EXERCISE OBJECTIVE.
The expected output is each line below containing "Autohaus", copied in full.
====== SUPPLIED DATA
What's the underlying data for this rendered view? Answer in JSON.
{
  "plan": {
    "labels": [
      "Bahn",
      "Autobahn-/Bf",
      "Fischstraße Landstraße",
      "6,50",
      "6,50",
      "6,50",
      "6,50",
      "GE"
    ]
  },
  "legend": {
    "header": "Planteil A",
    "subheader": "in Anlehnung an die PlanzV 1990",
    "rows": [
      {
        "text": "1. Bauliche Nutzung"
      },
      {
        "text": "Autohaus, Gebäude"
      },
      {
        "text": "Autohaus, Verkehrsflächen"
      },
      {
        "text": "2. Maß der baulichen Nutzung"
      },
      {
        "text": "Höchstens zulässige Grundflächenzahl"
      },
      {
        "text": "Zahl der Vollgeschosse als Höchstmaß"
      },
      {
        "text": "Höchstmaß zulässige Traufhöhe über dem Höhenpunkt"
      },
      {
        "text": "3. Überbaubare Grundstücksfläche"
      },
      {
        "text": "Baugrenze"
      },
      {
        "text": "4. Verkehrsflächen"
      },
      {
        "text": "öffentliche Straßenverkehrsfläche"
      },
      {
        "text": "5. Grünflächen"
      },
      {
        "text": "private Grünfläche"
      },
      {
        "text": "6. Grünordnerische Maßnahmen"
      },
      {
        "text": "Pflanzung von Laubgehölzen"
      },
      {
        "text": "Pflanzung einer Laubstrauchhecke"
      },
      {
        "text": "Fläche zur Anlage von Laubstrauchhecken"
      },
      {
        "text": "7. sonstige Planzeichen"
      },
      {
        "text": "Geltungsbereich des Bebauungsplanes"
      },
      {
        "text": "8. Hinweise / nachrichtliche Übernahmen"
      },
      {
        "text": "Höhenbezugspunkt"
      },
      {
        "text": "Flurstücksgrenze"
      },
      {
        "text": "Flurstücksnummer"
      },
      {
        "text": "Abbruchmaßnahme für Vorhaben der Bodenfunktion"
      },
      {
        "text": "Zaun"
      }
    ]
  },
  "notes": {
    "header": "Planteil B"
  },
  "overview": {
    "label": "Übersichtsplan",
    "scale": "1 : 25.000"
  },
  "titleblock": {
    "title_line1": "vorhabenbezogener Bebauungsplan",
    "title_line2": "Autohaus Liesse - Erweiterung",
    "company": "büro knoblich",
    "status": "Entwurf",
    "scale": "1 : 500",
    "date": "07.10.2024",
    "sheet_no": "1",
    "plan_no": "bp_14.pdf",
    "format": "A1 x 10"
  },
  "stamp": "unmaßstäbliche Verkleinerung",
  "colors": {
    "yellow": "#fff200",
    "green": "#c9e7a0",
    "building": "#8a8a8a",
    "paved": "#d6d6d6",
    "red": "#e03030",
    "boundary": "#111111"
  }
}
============
WRITTEN RESPONSE.
        "text": "Autohaus, Gebäude"
        "text": "Autohaus, Verkehrsflächen"
    "title_line2": "Autohaus Liesse - Erweiterung",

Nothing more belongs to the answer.